[UDC Report] Donations without supporting corrupt governments or banks

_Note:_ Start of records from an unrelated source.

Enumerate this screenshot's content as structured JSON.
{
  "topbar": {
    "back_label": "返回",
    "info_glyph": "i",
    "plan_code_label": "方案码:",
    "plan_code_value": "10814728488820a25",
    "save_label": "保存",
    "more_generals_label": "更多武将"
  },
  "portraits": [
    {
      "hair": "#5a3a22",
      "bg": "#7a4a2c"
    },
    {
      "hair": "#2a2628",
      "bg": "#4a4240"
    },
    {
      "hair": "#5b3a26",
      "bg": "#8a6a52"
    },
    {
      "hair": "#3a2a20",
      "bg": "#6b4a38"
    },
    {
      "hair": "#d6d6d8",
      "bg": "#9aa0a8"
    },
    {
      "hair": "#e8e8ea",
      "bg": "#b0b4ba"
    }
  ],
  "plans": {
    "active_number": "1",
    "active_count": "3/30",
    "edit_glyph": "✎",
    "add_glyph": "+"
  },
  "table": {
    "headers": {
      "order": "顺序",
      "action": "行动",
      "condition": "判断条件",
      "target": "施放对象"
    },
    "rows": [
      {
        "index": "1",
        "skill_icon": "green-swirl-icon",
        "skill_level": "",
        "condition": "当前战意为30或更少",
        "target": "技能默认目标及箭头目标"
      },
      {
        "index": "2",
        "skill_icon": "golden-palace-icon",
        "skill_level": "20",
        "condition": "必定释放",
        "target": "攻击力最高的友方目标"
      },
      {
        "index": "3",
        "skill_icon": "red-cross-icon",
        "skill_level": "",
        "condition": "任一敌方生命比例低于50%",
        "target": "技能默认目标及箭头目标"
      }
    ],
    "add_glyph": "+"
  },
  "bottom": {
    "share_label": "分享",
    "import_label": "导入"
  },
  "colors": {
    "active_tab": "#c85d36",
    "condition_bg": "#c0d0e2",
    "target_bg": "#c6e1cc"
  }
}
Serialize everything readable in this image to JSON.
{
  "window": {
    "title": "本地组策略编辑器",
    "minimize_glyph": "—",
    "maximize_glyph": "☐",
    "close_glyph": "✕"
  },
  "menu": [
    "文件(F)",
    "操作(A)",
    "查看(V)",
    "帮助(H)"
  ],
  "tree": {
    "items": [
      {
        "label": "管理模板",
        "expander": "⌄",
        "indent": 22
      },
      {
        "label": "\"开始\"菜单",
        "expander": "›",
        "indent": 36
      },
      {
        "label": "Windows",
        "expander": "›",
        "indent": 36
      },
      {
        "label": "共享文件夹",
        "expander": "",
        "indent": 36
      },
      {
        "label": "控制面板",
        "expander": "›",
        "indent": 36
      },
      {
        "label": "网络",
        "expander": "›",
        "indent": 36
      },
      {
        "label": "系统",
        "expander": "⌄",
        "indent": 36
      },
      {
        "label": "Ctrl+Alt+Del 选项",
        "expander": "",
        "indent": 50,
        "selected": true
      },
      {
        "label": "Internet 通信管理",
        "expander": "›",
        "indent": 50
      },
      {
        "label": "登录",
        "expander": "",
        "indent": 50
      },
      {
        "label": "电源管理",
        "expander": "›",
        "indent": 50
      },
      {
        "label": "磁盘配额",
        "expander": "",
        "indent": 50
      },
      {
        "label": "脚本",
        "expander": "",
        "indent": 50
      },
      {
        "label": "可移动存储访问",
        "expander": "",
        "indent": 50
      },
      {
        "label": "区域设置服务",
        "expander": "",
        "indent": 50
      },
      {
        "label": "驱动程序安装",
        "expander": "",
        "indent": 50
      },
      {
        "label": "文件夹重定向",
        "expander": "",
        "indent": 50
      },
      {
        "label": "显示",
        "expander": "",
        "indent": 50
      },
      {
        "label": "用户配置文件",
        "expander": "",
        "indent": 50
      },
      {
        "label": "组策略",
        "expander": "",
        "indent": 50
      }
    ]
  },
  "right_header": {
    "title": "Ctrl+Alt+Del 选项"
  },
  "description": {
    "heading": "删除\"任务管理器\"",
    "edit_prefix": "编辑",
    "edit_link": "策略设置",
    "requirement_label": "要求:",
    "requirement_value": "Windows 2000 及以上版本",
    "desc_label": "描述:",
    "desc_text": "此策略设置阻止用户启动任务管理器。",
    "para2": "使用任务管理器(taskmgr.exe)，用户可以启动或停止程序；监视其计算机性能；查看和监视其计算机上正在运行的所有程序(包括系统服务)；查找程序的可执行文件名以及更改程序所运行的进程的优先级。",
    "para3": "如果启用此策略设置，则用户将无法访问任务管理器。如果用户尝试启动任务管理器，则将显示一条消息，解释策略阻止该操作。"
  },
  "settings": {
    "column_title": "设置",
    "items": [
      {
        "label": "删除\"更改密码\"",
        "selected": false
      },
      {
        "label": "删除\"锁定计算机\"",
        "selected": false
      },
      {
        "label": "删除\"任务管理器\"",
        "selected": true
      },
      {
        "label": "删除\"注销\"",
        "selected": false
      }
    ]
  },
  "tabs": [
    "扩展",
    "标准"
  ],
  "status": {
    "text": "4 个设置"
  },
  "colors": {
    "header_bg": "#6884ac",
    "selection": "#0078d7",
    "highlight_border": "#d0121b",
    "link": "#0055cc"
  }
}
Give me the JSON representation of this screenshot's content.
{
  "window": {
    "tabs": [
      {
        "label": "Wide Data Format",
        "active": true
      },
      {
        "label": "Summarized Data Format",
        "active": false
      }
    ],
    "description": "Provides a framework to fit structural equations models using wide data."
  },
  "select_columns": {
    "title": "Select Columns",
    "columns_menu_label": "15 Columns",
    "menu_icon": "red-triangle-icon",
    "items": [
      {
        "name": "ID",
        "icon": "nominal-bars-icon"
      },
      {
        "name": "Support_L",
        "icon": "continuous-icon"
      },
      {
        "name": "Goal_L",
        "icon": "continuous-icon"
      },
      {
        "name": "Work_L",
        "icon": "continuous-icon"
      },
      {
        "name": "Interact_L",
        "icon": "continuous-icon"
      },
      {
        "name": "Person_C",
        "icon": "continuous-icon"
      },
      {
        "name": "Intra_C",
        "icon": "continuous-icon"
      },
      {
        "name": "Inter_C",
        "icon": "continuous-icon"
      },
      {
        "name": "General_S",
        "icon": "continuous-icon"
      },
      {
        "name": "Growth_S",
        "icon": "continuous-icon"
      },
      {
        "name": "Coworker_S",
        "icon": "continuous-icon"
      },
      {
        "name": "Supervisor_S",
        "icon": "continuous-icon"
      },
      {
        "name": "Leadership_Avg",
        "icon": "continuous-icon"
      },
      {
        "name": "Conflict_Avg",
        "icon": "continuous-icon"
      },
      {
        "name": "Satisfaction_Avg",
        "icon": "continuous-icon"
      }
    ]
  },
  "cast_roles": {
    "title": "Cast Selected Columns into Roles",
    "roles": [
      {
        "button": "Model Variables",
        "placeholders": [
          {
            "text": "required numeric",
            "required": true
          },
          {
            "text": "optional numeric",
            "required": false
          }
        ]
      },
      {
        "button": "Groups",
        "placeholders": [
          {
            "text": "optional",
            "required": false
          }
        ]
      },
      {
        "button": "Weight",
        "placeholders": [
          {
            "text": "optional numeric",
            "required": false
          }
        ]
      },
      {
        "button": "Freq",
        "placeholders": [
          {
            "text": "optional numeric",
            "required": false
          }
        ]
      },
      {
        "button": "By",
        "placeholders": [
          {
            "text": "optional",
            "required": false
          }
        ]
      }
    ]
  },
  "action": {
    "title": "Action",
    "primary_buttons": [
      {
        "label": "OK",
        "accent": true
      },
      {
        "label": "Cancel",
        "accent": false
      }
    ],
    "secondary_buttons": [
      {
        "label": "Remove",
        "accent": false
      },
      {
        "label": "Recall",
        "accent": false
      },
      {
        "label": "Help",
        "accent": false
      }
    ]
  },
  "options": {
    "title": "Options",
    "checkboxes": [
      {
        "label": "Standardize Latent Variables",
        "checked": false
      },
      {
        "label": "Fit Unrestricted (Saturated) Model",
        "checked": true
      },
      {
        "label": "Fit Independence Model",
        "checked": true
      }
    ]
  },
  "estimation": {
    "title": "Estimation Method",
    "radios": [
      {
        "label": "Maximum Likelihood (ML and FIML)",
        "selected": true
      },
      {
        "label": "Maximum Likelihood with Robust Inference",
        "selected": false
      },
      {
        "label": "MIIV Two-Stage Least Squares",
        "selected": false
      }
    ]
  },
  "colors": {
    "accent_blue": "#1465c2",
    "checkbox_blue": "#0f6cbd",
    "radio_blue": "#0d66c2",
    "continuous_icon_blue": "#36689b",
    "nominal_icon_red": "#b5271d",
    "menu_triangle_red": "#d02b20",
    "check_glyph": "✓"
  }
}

[UDC Report]-7 A total of 300,000 people died as a result of the 2010 Haiti earthquake. The American Red Cross raised around $500 million, but 40 percent of the total was spent on internal expenses. The major reason the donations can’t be fully utilized has to do with aid agencies functioning as a middleman to deliver the funds. Why is the delivery cost so high? Blockchain technology is receiving attention in the field of aid. The transparency and credibility of blockchain are seen addressing the blind spot of donations. Information about the donation - whether it is paid in cash or cryptocurrency - can be saved in the blockchain. This means that ill use of the donation can be traced. Since transactions involving donated funds can be made only after the approval of aid agency members, the chance of embezzlement is low. Expenses can also be lowered and problems of timing can be solved. Cryptocurrencies attract commissions near zero, as the money can be directly delivered to the beneficiary. The transaction can be sent in just several seconds, unlike in the past when it took up to several days. Connie Gallippi, founder and executive director of BitGive, said people in poverty can directly receive help wherever they are. There is neither a corrupt government nor a corrupt bank in the middle, according to Gallippi. Several accounts aren’t necessary at Jordan refugee camp The UN World Food Programme is an organization that actively utilizes blockchain. Its Building Blocks is a blockchain project used to help transfer money for food aid to Syrian refugees at a camp in Jordan. Houman Haddad, founder of the Building Blocks project, said blockchain can be useful when several agencies support refugees. The neutral system helps agencies cooperate, according to Haddad. Blockchain identification could save refugees Identification based on blockchain could be dangerous. The information could be misused or even be collected by terrorist organizations. That is why projects like the Building Blocks Project only collect strictly necessary information, like refugee health conditions, to post on the blockchain. Offering identification to refugees is an important issue. A total of 110,000 refugees worldwide have difficulty with identification. Some people even lose the identification they had. A lot of them have to make great efforts to prove their identity through social activities for 15 years, like marriage or employment. Financial transactions are another issue. But they can directly receive funds by means of blockchain-based identification. If transactions and payments are made possible through blockchain-based identification, other financial services like savings and loans can be utilized. Blockchain could help set the foundation for financial independence. “That has to be done” The Building Blocks Project is still at the experimental stage. It still requires close cooperation among humanitarian networks to be used extensively on aid. Identification requires a lot of cooperation among several agencies, according to Haddad. He explained that since blockchain is a relatively new technology, it has to be dealt with carefully. If investment in blockchain could help reduce costs, the money is worth spending, said Haddad. ※UDC 2019 videos and presentations can be found at https://udc.upbit.com/program/detailed_program, also the full report can be found at https://static.upbit.com/reports/udc2019_report_en.pdf. This report was sponsored by Upbit, and the information in it is based on the Upbit Developer Conference held at Grand Hyatt Incheon on Sept. 4 and 5.